Putting one into place when you first start out on the road to adulthood will stand you in good stead for the rest of your life. I dread to think of all of the money that has slipped through my fingers over the years simply because I never had a budget that would have highlighted problem areas.
You can see the budget sheet I use here but good old-fashioned pen and paper works just as well. The main thing is to be able to see everything laid out at a glance.
TAKING OUT A LOAN FOR A NEW CAR
Who doesn’t want a lovely, reliable car to drive around in? In this day and age owning a vehicle is a must for most people. We have work to get to and kids to ferry around. But most people aren’t able to save for and buy the car they want outright with cash and statistics show that 1.4 million new vehicles were purchased with finance in the UK in 2017. Worryingly, studies show that 47% of those who take out car finance don’t actually know the amount they borrowed and 9 out of 10 don’t understand the terms of their finance agreement.
The sad thing is that these new cars drop in value (depreciate) by 15-35% in the first year and up to 50% or more over the next 3 years. Hardly a great investment.
To put it into perspective take a look at this typical example. You see a car you love in the showroom for £18000. You can’t afford to buy it and need to take out a loan. The dealership offers you a 5 year finance plan at APR 7%. You will pay £354.60 every month for the next 5 years. You can afford this each month so go for it. But over the course of 5 years you will have paid £21,275.90 for your £18000 car. That’s an extra £3,275.90 in interest. What’s worse is that now your car is 5 years old and only worth around £9k. So you’ve forked out £21k for a car that is worth £9k. If you had bought an older but still decent car for a few thousand pounds and invested £300 each month instead you would have over £22k sitting in your bank account!
We’ve all done things we regret. If only we knew then what we know now. But looking back and longing to change things won’t help. What you CAN do is focus on what steps you can take right now to make your future life happy and secure. Don’t add to your debt.
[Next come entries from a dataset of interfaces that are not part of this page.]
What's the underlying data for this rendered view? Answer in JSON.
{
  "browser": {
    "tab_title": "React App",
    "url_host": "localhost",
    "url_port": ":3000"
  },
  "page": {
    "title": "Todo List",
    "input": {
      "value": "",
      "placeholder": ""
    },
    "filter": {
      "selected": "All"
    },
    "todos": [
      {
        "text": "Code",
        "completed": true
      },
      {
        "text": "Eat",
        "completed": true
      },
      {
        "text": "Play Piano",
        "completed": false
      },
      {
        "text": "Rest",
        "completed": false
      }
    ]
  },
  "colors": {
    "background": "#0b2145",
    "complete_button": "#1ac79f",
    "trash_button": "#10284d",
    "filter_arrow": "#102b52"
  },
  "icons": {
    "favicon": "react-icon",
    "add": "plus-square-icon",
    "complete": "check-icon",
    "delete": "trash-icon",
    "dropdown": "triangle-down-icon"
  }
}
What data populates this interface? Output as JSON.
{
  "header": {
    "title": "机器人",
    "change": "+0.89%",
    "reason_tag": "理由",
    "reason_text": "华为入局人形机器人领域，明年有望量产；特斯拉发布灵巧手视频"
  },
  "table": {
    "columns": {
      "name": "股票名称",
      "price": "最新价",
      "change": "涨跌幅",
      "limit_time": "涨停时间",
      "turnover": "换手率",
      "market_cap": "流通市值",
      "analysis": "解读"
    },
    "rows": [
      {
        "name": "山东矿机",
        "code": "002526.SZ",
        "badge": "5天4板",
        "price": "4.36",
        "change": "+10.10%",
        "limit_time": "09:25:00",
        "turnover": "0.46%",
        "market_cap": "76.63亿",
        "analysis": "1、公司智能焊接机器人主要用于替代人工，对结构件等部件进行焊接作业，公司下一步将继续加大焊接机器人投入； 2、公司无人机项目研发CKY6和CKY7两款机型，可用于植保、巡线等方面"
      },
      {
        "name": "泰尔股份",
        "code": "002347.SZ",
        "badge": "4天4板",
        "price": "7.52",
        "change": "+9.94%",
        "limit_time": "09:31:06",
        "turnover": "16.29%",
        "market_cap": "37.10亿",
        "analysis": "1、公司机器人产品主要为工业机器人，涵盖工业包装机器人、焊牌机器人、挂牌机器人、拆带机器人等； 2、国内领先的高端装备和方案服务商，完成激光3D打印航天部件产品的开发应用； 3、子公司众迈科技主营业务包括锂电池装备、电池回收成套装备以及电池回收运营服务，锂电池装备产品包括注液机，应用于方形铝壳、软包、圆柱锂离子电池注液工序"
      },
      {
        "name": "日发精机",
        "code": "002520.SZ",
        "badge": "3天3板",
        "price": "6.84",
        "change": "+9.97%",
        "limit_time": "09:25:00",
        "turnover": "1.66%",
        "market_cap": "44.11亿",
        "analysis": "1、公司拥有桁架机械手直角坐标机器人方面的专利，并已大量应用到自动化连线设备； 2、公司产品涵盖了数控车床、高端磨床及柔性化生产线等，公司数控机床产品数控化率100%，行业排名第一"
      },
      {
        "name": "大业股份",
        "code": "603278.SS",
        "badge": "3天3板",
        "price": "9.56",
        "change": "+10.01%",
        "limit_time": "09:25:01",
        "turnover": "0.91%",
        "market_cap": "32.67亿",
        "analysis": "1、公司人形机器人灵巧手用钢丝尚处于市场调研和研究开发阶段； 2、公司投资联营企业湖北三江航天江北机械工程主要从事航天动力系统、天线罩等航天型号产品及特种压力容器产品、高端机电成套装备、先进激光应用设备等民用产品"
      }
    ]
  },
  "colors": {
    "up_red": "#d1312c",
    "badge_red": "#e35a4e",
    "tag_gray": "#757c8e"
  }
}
Don’t be sucked in by consumerism. Do build your emergency fund. Do start to invest. Take time to go over your budget each month. You can’t change your past but you can shape your future.